Back injuries have been the bane of industry for decades. They are the source of high dollar claims, significant lost workdays, and can instantaneously ruin one’s quality of life forever.
Corporate America, despite many attempts, has not been able to significantly reduce the frequency or severity of back injuries to any desired degree. Back injuries (and other sprain/strain injuries) continue to cost Corporate America lost production and billions of dollars of lost profits every year.
There have been many attempts to mitigate this problem. Back belts, ergonomics, and training have been tried. Back belts did not achieve the desired effect, ergonomic interventions have helped mechanize many lift tasks, but does not seem to be the complete answer, and training, well what about training?
We have all heard that training people on how to use their bodies correctly does not yield results. Many of us have witnessed this first hand. But how can that be? We can teach a 12 year old girl to do a back flip on a balance beam that is four inches wide and four feet of the ground; we can teach a 4 year old how to swim; we can teach a monkey to jump rope; and even I learned how to eat Chinese food with chopsticks; yet we have not been able to teach willing adults how to lift a box correctly.

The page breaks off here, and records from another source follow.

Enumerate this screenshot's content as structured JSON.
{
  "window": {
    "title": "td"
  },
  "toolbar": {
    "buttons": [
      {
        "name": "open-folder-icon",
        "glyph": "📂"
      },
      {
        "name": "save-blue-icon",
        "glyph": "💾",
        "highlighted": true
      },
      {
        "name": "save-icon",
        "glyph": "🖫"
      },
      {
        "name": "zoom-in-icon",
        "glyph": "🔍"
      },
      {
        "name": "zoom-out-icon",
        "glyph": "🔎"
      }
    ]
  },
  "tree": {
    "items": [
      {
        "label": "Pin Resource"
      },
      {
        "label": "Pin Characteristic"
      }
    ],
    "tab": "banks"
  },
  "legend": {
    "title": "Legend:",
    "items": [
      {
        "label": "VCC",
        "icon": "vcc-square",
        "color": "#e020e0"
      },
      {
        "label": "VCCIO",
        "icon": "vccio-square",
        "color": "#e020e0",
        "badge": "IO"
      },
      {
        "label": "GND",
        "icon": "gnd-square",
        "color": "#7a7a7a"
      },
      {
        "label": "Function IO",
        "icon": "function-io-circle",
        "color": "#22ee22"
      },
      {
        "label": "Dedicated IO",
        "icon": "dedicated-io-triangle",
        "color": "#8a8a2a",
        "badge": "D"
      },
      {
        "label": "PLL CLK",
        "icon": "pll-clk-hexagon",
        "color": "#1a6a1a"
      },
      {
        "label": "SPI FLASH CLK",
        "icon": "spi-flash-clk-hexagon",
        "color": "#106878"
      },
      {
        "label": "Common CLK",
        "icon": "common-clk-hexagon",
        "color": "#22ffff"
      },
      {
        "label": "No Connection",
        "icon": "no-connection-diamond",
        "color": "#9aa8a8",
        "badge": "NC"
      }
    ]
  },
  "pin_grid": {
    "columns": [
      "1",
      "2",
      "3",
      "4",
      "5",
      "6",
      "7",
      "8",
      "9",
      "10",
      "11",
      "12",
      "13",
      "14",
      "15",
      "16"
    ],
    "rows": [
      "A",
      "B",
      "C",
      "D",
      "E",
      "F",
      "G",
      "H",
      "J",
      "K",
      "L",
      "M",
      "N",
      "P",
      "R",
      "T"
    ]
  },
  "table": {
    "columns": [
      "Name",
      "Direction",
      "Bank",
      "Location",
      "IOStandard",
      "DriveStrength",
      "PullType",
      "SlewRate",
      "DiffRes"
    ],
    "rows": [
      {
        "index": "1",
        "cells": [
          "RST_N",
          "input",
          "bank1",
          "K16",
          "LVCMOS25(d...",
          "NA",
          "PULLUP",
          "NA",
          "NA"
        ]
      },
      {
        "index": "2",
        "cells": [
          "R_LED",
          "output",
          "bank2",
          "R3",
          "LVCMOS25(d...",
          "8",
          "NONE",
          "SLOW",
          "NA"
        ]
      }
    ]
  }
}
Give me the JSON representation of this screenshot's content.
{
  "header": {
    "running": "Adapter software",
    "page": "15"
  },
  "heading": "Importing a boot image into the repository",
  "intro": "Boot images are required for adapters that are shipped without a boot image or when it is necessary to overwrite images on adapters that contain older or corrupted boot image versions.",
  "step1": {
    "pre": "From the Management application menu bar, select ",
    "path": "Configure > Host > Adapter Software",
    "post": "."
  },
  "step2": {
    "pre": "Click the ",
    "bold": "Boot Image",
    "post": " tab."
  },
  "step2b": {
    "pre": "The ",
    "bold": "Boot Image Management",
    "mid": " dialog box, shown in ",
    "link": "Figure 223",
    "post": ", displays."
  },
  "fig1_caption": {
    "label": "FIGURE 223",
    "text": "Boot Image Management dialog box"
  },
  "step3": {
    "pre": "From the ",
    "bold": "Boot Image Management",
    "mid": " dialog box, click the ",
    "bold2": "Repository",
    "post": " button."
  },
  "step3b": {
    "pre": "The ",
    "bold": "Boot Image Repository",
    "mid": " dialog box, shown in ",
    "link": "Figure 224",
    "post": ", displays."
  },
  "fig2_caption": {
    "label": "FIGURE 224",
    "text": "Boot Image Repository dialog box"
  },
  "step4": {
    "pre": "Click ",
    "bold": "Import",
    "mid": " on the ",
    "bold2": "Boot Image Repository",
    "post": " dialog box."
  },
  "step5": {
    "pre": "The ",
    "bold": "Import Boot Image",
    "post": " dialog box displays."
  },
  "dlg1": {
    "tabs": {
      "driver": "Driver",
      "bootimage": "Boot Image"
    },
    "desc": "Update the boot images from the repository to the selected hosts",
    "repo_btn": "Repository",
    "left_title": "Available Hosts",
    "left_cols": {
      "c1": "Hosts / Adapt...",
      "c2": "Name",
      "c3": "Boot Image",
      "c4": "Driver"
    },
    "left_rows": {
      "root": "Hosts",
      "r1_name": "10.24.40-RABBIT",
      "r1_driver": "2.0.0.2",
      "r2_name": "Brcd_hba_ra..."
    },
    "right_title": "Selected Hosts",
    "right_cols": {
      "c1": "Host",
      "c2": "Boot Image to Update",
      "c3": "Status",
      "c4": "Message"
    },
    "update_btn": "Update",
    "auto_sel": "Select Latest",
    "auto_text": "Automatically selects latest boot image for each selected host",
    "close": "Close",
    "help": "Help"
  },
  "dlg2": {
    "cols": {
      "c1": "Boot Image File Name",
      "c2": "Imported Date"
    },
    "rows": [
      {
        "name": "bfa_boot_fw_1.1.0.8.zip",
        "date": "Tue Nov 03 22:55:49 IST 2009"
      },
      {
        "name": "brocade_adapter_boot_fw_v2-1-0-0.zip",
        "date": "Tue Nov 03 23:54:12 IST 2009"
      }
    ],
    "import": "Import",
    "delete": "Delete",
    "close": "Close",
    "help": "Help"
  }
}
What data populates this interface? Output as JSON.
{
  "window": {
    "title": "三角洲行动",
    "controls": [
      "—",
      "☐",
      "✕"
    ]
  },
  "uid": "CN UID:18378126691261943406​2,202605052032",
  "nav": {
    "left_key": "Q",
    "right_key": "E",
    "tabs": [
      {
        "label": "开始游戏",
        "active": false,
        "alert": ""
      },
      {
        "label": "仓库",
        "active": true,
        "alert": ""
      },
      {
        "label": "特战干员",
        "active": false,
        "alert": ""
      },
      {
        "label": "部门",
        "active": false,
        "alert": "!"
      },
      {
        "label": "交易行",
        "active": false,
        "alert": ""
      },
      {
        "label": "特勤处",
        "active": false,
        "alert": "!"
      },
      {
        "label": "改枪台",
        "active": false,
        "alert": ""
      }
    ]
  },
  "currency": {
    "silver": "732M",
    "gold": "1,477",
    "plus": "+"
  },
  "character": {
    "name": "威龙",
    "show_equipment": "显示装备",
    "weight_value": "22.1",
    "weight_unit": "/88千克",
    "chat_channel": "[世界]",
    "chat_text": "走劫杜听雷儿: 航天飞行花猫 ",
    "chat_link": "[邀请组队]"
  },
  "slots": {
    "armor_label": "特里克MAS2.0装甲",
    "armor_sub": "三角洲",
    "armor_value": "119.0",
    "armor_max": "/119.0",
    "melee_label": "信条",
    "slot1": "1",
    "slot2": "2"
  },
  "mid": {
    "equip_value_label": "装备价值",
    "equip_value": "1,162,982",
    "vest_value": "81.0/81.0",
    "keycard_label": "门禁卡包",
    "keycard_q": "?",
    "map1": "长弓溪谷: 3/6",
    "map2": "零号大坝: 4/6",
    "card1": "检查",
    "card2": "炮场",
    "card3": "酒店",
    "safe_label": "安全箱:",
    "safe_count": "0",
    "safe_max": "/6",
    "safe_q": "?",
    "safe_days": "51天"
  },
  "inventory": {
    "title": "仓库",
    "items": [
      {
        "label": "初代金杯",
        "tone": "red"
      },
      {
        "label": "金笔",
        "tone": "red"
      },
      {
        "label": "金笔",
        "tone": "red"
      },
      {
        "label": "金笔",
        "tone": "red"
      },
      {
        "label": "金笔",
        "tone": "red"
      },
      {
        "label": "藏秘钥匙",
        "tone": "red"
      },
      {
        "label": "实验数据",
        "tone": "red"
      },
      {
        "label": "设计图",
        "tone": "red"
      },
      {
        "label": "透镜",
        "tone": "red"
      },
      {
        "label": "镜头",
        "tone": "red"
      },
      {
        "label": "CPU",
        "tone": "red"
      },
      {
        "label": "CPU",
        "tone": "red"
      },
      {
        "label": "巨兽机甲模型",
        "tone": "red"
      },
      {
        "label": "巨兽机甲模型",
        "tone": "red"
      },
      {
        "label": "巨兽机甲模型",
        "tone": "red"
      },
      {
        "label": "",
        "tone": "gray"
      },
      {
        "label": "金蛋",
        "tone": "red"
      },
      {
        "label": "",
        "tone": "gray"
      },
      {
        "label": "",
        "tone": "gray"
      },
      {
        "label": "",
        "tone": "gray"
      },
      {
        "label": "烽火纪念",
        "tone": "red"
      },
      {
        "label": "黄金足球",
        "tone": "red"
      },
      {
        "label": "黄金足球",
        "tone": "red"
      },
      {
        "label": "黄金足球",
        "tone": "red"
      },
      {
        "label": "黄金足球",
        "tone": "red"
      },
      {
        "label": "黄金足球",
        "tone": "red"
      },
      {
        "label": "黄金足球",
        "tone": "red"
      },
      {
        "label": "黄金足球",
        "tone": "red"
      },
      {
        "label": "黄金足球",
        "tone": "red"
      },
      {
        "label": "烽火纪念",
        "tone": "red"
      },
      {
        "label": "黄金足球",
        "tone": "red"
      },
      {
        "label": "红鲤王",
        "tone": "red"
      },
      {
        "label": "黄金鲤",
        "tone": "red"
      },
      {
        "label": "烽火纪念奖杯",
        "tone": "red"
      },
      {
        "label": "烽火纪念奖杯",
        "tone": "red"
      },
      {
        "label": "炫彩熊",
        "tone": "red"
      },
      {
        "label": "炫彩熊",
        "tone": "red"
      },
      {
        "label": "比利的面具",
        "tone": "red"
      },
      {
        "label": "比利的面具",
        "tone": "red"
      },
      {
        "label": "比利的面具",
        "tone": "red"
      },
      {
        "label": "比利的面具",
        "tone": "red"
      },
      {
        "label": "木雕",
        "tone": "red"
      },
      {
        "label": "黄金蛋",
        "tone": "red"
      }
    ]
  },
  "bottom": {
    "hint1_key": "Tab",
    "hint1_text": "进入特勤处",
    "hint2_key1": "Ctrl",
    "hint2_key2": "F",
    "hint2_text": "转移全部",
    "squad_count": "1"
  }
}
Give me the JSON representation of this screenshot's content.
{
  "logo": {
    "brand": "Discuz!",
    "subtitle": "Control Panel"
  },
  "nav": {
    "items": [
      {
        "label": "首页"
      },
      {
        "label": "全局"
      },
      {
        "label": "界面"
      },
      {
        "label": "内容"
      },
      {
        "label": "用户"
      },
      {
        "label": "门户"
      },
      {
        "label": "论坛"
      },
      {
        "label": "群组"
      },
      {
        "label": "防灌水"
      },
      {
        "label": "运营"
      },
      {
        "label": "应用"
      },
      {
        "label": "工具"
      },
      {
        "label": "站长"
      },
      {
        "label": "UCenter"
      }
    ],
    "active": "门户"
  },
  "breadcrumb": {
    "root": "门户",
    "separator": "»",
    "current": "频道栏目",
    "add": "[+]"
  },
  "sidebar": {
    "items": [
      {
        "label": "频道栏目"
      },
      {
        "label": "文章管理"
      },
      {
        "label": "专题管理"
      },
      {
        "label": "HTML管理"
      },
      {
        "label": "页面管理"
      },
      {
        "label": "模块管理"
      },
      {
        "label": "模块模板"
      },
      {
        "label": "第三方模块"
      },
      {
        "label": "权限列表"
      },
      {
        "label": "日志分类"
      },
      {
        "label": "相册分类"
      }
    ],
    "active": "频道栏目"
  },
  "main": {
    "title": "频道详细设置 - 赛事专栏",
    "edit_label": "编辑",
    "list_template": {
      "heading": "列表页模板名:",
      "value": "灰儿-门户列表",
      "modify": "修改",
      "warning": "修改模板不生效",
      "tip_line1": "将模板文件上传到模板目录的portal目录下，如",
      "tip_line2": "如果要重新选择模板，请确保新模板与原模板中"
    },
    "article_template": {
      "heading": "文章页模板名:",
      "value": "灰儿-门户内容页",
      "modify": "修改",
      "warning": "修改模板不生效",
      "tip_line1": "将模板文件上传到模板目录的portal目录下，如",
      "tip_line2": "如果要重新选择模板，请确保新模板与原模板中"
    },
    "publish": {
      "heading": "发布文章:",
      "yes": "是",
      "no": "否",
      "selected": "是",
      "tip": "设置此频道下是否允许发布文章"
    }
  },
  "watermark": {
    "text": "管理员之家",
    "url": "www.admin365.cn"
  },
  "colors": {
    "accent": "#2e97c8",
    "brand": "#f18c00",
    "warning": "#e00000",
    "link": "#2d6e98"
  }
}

In the mid 1990’s, based on a study conducted, it was pronounced by a well-known medical journal that back training does not work!
Does this make sense? Well it didn’t to me. What then are we missing?
We have employers not wanting employees to be injured. We have employees not wanting to become injured. No conflict of purpose there.
We can train athletes of any age to do and repeatedly perform tremendous physical feats, yet responsible workers are being labeled as untrainable?
I had the good fortune of meeting the Doctor who conducted the previous mentioned study and who concluded that training does not work to reduce sprain/strain injuries. The thought process was to discover what methodology was used and how this conclusion came to be.
I discovered very good intentions, but severe problems in the design of the training protocols. In fact, it was so flawed there was zero chance of reducing injuries. The obvious flaws were:
- There was very little management support.
- Employee buy-in was non-existent.
- And the biggest problem was the training was theory and demonstration only. There was no practical or experiential module for the employees to learn by doing.
There is not one physical activity that one can learn without doing that activity. “Back schools” have typically been theory only (video or experts talking about it). Would you teach your four year old to swim with only a video and then introduce them to the ten foot end of the pool? Then why, in essence, are we doing that to our employees?
Training to reduce costly injuries does work. The return on investment in many cases is phenomenal. When one applies the correct methodology to teaching employees how to perform activities of daily living, employees will eagerly listen and learn even amongst groups with questionable morale.
The formula for successful injury prevention training must include:
Care about your employees – Your goal is not to lower workers’ compensation costs when conducting an injury prevention training. Your goal is to help your employees to go home healthy everyday; then you will see your workers comp costs decline.
Employees must buy-in – You cannot mandate proper lifting or sitting techniques. It must be a self-determined decision of each employee to apply healthy body movement at home and on the job for their own well being.
The theory content must be customized for your employees – Job specific training hits home and facilitates employee acceptance.
Practical Module – All physical skill training must be drilled to be assimilated. The value of any training is only as good as it is applied.
Employee Enlightenment– “Wow, no wonder I have been hurting all these years!” “This is good stuff!” Employees must feel the benefits of the training during the training and know it can make a difference in their lives.
Commitment – The employees, based on their new knowledge of how to control their own health, must commit to use these skills on and off the job.
There are other steps to perpetuate a successful back training implementation that will ensure long-term benefits. However, without an initial workshop that impinges upon the employees, designed specifically for them, and taught in a way that changes attitudes and behavior, reinforcement measures will yield little benefit.
The bottom line is that a correct training program does prevent back injuries. Backsafe® and Sittingsafe® are practical and proven options for injury prevention training. We’ve got it figured out and we’re ready to help!